### TASK
Give back all the records below, unaltered.

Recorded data
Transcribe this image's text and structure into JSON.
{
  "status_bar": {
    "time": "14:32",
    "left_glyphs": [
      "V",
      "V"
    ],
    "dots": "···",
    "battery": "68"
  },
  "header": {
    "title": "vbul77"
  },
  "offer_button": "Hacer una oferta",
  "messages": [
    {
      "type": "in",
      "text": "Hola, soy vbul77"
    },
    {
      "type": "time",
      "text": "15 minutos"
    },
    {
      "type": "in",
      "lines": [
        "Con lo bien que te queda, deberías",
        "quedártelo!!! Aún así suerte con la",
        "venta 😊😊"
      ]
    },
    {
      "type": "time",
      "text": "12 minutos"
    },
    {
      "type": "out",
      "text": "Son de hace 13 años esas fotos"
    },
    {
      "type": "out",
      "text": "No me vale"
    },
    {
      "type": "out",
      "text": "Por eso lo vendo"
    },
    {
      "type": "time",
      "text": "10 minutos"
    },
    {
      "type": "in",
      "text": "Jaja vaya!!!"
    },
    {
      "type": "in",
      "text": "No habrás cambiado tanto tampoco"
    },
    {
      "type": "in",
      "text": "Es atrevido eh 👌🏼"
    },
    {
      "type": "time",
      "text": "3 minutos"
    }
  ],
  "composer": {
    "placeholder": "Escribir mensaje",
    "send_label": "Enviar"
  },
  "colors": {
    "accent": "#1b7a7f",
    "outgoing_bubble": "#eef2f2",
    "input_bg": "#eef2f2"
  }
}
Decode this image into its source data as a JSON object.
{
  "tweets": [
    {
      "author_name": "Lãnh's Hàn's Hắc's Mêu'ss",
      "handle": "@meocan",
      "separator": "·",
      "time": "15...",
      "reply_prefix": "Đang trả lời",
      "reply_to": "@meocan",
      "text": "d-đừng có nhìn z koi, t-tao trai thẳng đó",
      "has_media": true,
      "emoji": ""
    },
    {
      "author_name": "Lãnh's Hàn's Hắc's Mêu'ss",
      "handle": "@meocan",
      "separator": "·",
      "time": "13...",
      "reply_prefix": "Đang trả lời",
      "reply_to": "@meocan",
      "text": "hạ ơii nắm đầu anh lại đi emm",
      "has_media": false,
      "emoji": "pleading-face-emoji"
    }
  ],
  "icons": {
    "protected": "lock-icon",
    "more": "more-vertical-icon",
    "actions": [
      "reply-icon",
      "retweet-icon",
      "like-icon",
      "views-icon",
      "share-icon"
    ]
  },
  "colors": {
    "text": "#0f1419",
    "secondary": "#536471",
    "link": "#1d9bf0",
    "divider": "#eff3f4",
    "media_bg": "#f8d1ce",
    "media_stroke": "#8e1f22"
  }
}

### SOLUTION FOR THIS TASK
Transcribe this image's text and structure into JSON.
{
  "status_bar": {
    "time": "14:32",
    "left_glyphs": [
      "V",
      "V"
    ],
    "dots": "···",
    "battery": "68"
  },
  "header": {
    "title": "vbul77"
  },
  "offer_button": "Hacer una oferta",
  "messages": [
    {
      "type": "in",
      "text": "Hola, soy vbul77"
    },
    {
      "type": "time",
      "text": "15 minutos"
    },
    {
      "type": "in",
      "lines": [
        "Con lo bien que te queda, deberías",
        "quedártelo!!! Aún así suerte con la",
        "venta 😊😊"
      ]
    },
    {
      "type": "time",
      "text": "12 minutos"
    },
    {
      "type": "out",
      "text": "Son de hace 13 años esas fotos"
    },
    {
      "type": "out",
      "text": "No me vale"
    },
    {
      "type": "out",
      "text": "Por eso lo vendo"
    },
    {
      "type": "time",
      "text": "10 minutos"
    },
    {
      "type": "in",
      "text": "Jaja vaya!!!"
    },
    {
      "type": "in",
      "text": "No habrás cambiado tanto tampoco"
    },
    {
      "type": "in",
      "text": "Es atrevido eh 👌🏼"
    },
    {
      "type": "time",
      "text": "3 minutos"
    }
  ],
  "composer": {
    "placeholder": "Escribir mensaje",
    "send_label": "Enviar"
  },
  "colors": {
    "accent": "#1b7a7f",
    "outgoing_bubble": "#eef2f2",
    "input_bg": "#eef2f2"
  }
}
Decode this image into its source data as a JSON object.
{
  "tweets": [
    {
      "author_name": "Lãnh's Hàn's Hắc's Mêu'ss",
      "handle": "@meocan",
      "separator": "·",
      "time": "15...",
      "reply_prefix": "Đang trả lời",
      "reply_to": "@meocan",
      "text": "d-đừng có nhìn z koi, t-tao trai thẳng đó",
      "has_media": true,
      "emoji": ""
    },
    {
      "author_name": "Lãnh's Hàn's Hắc's Mêu'ss",
      "handle": "@meocan",
      "separator": "·",
      "time": "13...",
      "reply_prefix": "Đang trả lời",
      "reply_to": "@meocan",
      "text": "hạ ơii nắm đầu anh lại đi emm",
      "has_media": false,
      "emoji": "pleading-face-emoji"
    }
  ],
  "icons": {
    "protected": "lock-icon",
    "more": "more-vertical-icon",
    "actions": [
      "reply-icon",
      "retweet-icon",
      "like-icon",
      "views-icon",
      "share-icon"
    ]
  },
  "colors": {
    "text": "#0f1419",
    "secondary": "#536471",
    "link": "#1d9bf0",
    "divider": "#eff3f4",
    "media_bg": "#f8d1ce",
    "media_stroke": "#8e1f22"
  }
}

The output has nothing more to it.